                A successful lawyer by trade, brother Myers interest in music goes back many years. During his time at Penn, he often played guitar for his admiring fans at various venues in the Philadelphia area, particularly at Head House Square on 2nd Street.

                On behalf of MSD, brother Myers hosted a virtual event via ZOOM, on May 7, 2020, titled Bluegrass and Old Time Traditions: Where Did They Come From and Where Are They Going? Brother Myers’ lecture focused on the history of Bluegrass, starting with Bill Monroe in 1946. He explained that, in that era, people living in rural areas often did not have record players and/or radios. Their only source of musical entertainment was through live performances. The bands, during those early years of Bluegrass played simple arrangements conducive to dancing. The bands were comprised, for the most part, of a mandolin, guitar, banjo, upright bass, and fiddle. The musical arrangements separated Bluegrass from other musical genres.

                Despite decades of rising and declining popularity, Bluegrass retains the musical form that has not significantly changed through the years.
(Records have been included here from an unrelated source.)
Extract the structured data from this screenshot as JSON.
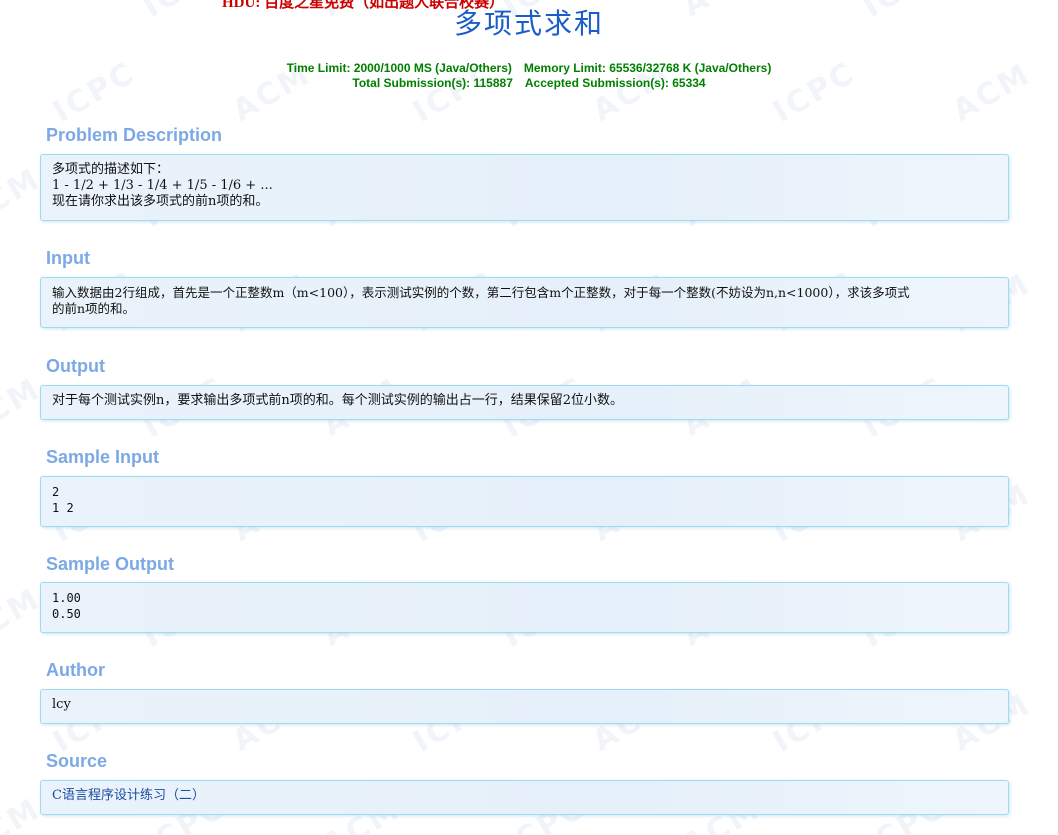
{
  "header": {
    "notice": "HDU: 百度之星免费（如出题人联合校赛）",
    "title": "多项式求和",
    "time_limit": "Time Limit: 2000/1000 MS (Java/Others)",
    "memory_limit": "Memory Limit: 65536/32768 K (Java/Others)",
    "total_submissions": "Total Submission(s): 115887",
    "accepted_submissions": "Accepted Submission(s): 65334"
  },
  "watermark": {
    "word_a": "ACM",
    "word_b": "ICPC"
  },
  "sections": {
    "description": {
      "heading": "Problem Description",
      "lines": [
        "多项式的描述如下：",
        "1 - 1/2 + 1/3 - 1/4 + 1/5 - 1/6 + ...",
        "现在请你求出该多项式的前n项的和。"
      ]
    },
    "input": {
      "heading": "Input",
      "lines": [
        "输入数据由2行组成，首先是一个正整数m（m<100），表示测试实例的个数，第二行包含m个正整数，对于每一个整数(不妨设为n,n<1000），求该多项式",
        "的前n项的和。"
      ]
    },
    "output": {
      "heading": "Output",
      "lines": [
        "对于每个测试实例n，要求输出多项式前n项的和。每个测试实例的输出占一行，结果保留2位小数。"
      ]
    },
    "sample_input": {
      "heading": "Sample Input",
      "lines": [
        "2",
        "1 2"
      ]
    },
    "sample_output": {
      "heading": "Sample Output",
      "lines": [
        "1.00",
        "0.50"
      ]
    },
    "author": {
      "heading": "Author",
      "lines": [
        "lcy"
      ]
    },
    "source": {
      "heading": "Source",
      "link_text": "C语言程序设计练习（二）"
    }
  },
  "colors": {
    "title": "#1a5cc8",
    "limits": "#008000",
    "section_heading": "#7ca9e6",
    "panel_border": "#9ddcf0",
    "notice": "#cc0000"
  }
}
Interspersed with brother Myers observations and commentary were audio clips and YouTube video/audio clips that helped clarify his explanation of Bluegrass arrangements, show that Bluegrass bands are comprised of excellent musicians, and illustrate his assertions that Bluegrass is just as good now as it has ever been.  

                The entire 74-year history of Bluegrass could not possibly be accomplished, and its music adequately explained, in one night. It is hoped that if brother Myers does any further Bluegrass presentations, he will invite all Beta Pi alumni far enough in advance that notification can be made through our monthly eletters. His presentation was informative, entertaining, and enthralling. Great job, Rich!